So how many plastic microfibers are released during a single wash and does the way in which you wash make a difference? The Italian and Spanish researchers developed an analysis method based on scanning a filter (mesh size 5 µm) using an electron microscope, which can fairly accurately count how many fibers have been released after a wash. This method made it possible to calculate whether the temperature at which you wash or the type of synthetic material (woven or knitted) matters.

The Mermaids research shows that woven polyester textiles release the most microfibers compared to knitted polyester and woven polypropylene. Both washing powder and liquid washing detergents increases the number of fibers released compared to just using water. Use of liquid detergent is better than washing powder.

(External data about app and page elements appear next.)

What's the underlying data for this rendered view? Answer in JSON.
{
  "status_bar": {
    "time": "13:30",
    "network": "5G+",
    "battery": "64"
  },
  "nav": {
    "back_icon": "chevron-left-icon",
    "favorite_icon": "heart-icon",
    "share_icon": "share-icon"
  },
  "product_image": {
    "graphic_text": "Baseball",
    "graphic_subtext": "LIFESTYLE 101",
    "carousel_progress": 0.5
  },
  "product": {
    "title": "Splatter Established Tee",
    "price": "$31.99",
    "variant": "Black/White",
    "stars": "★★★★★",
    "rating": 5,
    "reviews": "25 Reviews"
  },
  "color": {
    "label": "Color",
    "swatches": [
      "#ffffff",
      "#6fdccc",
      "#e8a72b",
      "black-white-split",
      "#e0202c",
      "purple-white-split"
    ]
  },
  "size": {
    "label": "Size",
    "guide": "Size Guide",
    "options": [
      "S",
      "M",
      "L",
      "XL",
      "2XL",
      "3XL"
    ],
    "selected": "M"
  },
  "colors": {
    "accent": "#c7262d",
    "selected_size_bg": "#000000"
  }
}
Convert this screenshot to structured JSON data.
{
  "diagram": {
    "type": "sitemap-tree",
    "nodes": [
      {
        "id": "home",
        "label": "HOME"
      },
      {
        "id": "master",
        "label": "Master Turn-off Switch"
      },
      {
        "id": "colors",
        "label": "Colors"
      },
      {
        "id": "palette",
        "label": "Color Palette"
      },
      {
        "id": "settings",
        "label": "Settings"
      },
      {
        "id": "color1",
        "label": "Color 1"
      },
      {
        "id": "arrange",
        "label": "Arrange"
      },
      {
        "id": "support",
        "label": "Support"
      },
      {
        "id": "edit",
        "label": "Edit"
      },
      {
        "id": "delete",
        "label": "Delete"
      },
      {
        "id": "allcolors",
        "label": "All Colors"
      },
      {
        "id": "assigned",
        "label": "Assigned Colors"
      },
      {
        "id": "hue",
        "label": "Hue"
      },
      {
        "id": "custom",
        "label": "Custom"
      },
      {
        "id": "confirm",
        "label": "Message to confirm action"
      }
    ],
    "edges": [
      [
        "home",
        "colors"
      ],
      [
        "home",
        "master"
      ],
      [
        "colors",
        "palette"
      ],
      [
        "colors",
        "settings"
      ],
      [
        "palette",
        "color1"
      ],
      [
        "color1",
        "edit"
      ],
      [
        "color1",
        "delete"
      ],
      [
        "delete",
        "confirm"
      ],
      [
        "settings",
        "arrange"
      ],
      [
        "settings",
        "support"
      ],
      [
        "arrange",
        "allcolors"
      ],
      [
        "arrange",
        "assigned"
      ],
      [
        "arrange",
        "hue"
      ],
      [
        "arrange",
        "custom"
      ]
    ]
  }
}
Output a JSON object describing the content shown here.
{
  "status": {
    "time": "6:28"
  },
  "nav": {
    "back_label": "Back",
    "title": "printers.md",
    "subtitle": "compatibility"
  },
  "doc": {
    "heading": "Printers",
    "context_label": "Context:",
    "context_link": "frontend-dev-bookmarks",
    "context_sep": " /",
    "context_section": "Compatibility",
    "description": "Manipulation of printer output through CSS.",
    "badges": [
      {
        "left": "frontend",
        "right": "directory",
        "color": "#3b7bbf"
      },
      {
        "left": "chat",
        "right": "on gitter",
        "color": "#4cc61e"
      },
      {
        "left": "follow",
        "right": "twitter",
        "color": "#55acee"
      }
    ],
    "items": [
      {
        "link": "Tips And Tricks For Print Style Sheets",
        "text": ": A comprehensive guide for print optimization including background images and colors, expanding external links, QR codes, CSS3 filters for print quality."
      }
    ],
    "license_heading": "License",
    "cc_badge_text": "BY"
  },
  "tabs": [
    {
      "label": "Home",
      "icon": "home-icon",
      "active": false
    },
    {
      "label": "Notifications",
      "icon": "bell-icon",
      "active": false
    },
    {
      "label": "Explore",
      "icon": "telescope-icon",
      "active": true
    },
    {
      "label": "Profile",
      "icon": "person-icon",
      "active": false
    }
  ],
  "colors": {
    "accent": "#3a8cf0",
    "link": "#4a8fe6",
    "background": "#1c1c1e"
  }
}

It apparently makes a big difference whether or not you use fabric softener, since it reduces the number of fibers by more than 35%. Higher temperatures, longer wash durations and water hardness also have a negative impact, depending on the type of synthetic material. Fewer fibers are released when liquid detergents are used rather than washing powder and domestic washing generates fewer fibers than industrial washing.

The Dutch government is looking into which policy measures can be taken to combat three sources of microplastics; tires, paint and cleaning products. Textiles were not taken into consideration because they are already being researched through the Mermaids project. Some policy measures to drastically reduce the quantity of microfibers can be deduced from the recently published article. These are the most obvious ones:

  • Promoting liquid detergents rather than washing powders
  • Using fabric softener
  • Setting standards for the production of synthetic textiles.

However, even if all these measures were to be taken, it would not solve the problem by a long way.

Photo: Mermaids research.